Our Blessed Mother
The recent celebrations of Advent, the Immaculate Conception, and Christmas provide opportunities to reflect on our Blessed Mother as the woman chosen and created for a unique role in salvation.
She conceived the human nature united to the Word of God in her womb and can cherish the mysteries of God within her in a most intimate way (cf. Luke 2:19).
On the eighth day of Christmas, we celebrate the motherhood of Mary, which is the oldest and most important of all the Church’s teachings about the Blessed Mother.
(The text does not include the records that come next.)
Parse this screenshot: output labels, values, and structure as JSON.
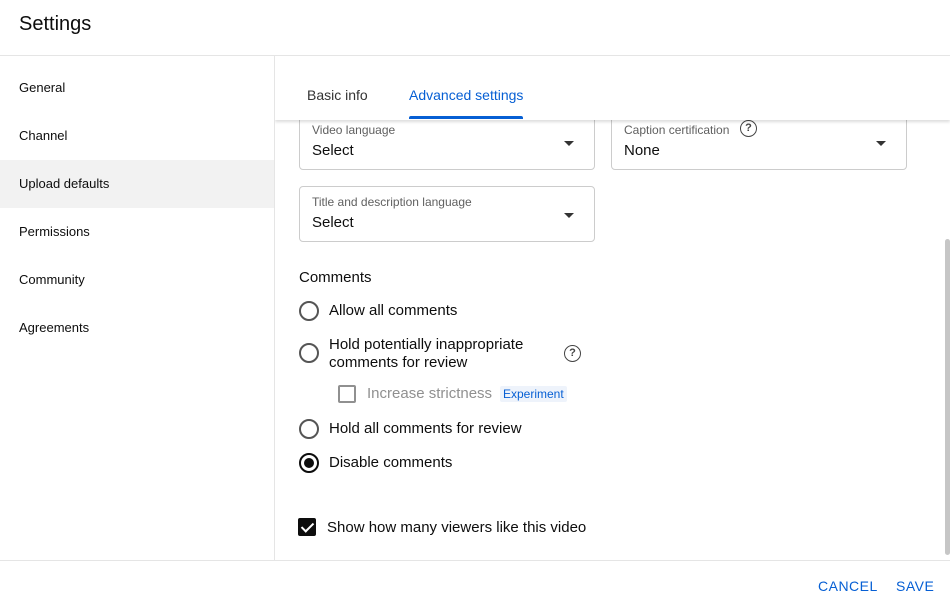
{
  "header": {
    "title": "Settings"
  },
  "sidebar": {
    "items": [
      {
        "label": "General"
      },
      {
        "label": "Channel"
      },
      {
        "label": "Upload defaults",
        "active": true
      },
      {
        "label": "Permissions"
      },
      {
        "label": "Community"
      },
      {
        "label": "Agreements"
      }
    ]
  },
  "tabs": [
    {
      "label": "Basic info"
    },
    {
      "label": "Advanced settings",
      "active": true
    }
  ],
  "fields": {
    "video_language": {
      "label": "Video language",
      "value": "Select"
    },
    "caption_certification": {
      "label": "Caption certification",
      "value": "None"
    },
    "title_description_language": {
      "label": "Title and description language",
      "value": "Select"
    }
  },
  "comments": {
    "title": "Comments",
    "options": [
      {
        "label": "Allow all comments",
        "checked": false
      },
      {
        "label_line1": "Hold potentially inappropriate",
        "label_line2": "comments for review",
        "checked": false
      },
      {
        "label": "Hold all comments for review",
        "checked": false
      },
      {
        "label": "Disable comments",
        "checked": true
      }
    ],
    "strictness": {
      "label": "Increase strictness",
      "badge": "Experiment",
      "checked": false
    }
  },
  "ratings": {
    "label": "Show how many viewers like this video",
    "checked": true
  },
  "footer": {
    "cancel": "CANCEL",
    "save": "SAVE"
  },
  "colors": {
    "accent": "#065fd4",
    "text": "#0d0d0d",
    "active_nav_bg": "#f2f2f2"
  },
  "icons": {
    "help": "help-circle-icon",
    "dropdown": "dropdown-caret-icon"
  }
}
We have many celebrations throughout the year and honor Mary with many titles, such as Immaculata, Queen of heaven, and Mother of the Church, and many people have a special devotion to one of these, but her greatest and most important title is Theotokos (God-bearer or Mother of God). Her motherhood is God’s greatest gift to Mary; it is from it that all her other gifts come, and all the Church’s teachings about her depend on it: she was conceived without sin, preserved from personal sin, perpetually virgin, and assumed body and soul into heaven because of her identity as Mother of God.
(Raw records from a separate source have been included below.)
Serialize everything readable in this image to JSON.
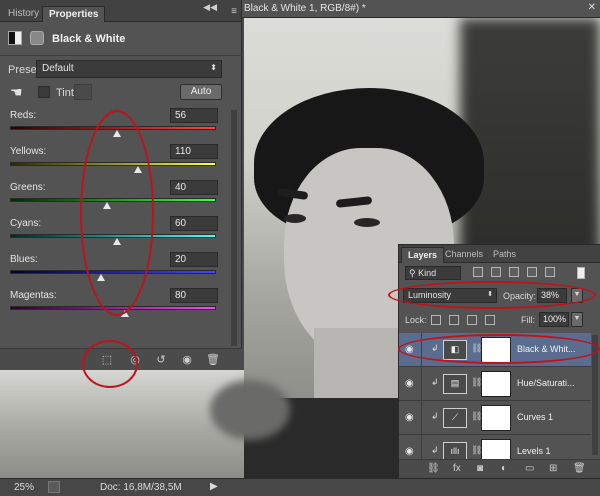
{
  "document": {
    "title": "Black & White 1, RGB/8#) *"
  },
  "status": {
    "zoom": "25%",
    "doc": "Doc: 16,8M/38,5M",
    "arrow": "▶"
  },
  "properties": {
    "tabs": [
      "History",
      "Properties"
    ],
    "active_tab": "Properties",
    "title": "Black & White",
    "preset_label": "Preset:",
    "preset_value": "Default",
    "tint_label": "Tint",
    "auto_label": "Auto",
    "sliders": [
      {
        "label": "Reds:",
        "value": "56",
        "color_from": "#2a0000",
        "color_to": "#ff4646",
        "pos": 0.52
      },
      {
        "label": "Yellows:",
        "value": "110",
        "color_from": "#2a2a00",
        "color_to": "#ffff44",
        "pos": 0.62
      },
      {
        "label": "Greens:",
        "value": "40",
        "color_from": "#002a00",
        "color_to": "#44ff44",
        "pos": 0.47
      },
      {
        "label": "Cyans:",
        "value": "60",
        "color_from": "#002a2a",
        "color_to": "#44ffff",
        "pos": 0.52
      },
      {
        "label": "Blues:",
        "value": "20",
        "color_from": "#00002a",
        "color_to": "#4646ff",
        "pos": 0.44
      },
      {
        "label": "Magentas:",
        "value": "80",
        "color_from": "#2a002a",
        "color_to": "#ff44ff",
        "pos": 0.56
      }
    ]
  },
  "layers": {
    "tabs": [
      "Layers",
      "Channels",
      "Paths"
    ],
    "active_tab": "Layers",
    "kind": "Kind",
    "blend_mode": "Luminosity",
    "opacity_label": "Opacity:",
    "opacity_value": "38%",
    "lock_label": "Lock:",
    "fill_label": "Fill:",
    "fill_value": "100%",
    "items": [
      {
        "name": "Black & Whit...",
        "adj_icon": "◧",
        "selected": true
      },
      {
        "name": "Hue/Saturati...",
        "adj_icon": "▤",
        "selected": false
      },
      {
        "name": "Curves 1",
        "adj_icon": "⟋",
        "selected": false
      },
      {
        "name": "Levels 1",
        "adj_icon": "ıllı",
        "selected": false
      }
    ]
  },
  "colors": {
    "annotation": "#c0121b",
    "selection": "#5b6d8f"
  }
}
This was reaffirmed in the fifth century when the title Theotokos became controversial. A sect came to prominence that promoted the false teaching that Jesus is not truly the Son of God, but a mere man with a special relationship to God. These sectarians ridiculed those who called Mary “Mother of God,” and it became a flashpoint in the controversy because someone’s belief about Jesus could be immediately deduced by whether he called Mary Theotokos. At the Council of Ephesus in 431, the Church resoundingly professed that Jesus is truly God and, on this account, the Holy Virgin Mary is the Mother of God, since she bore in the flesh the Word of God made flesh (cf. Galatians 4:4). As St. Thomas Aquinas wrote centuries later: a mother is mother of a person, not of a nature, and because God’s Word joined a human nature to his divine Person in the womb of Mary, she can be called the Mother of God.
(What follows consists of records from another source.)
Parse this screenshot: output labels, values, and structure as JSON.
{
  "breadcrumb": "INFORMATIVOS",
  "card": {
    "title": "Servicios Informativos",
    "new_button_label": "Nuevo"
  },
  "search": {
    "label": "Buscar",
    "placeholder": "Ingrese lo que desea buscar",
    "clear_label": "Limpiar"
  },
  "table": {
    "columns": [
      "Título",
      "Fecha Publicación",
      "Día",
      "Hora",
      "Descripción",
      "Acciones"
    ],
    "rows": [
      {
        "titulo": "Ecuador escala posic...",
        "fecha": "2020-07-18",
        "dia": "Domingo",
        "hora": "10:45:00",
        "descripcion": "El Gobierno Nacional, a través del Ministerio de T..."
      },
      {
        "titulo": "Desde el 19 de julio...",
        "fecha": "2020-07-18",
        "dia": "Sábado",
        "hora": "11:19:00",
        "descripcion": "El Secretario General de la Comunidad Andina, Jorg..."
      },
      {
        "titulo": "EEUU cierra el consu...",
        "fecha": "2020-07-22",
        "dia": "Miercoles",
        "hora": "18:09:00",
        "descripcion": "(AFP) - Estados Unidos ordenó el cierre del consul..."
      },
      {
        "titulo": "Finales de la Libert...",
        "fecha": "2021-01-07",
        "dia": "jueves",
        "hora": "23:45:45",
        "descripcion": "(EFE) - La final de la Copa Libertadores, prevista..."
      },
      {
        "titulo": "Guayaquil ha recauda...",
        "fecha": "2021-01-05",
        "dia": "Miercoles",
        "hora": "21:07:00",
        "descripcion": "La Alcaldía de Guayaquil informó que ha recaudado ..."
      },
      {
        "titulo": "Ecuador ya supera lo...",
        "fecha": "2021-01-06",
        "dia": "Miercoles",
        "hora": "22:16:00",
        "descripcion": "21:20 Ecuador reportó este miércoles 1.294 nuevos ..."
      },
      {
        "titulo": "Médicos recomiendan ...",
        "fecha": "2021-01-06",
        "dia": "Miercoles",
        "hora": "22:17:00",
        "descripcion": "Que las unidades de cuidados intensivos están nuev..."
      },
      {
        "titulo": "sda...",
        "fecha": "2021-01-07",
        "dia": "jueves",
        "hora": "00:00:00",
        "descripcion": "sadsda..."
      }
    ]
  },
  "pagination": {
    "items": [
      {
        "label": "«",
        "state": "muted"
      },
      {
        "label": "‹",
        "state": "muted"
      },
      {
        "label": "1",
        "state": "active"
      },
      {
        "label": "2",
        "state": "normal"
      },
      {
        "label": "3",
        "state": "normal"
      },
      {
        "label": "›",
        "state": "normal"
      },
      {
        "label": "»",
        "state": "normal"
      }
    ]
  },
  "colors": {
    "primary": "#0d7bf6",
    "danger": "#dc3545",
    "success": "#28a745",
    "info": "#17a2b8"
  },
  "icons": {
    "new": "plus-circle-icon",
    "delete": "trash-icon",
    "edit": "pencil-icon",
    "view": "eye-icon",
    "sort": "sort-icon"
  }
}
By affirming that Mary is Theotokos, we profess that Jesus is truly God and has the power to save us, and that Mary, as his Mother, is ours also in the order of grace. And so, on the first day of the new year, we honor the Mother of God, who above all leads us to the Lord and points us to our destiny of happiness in him.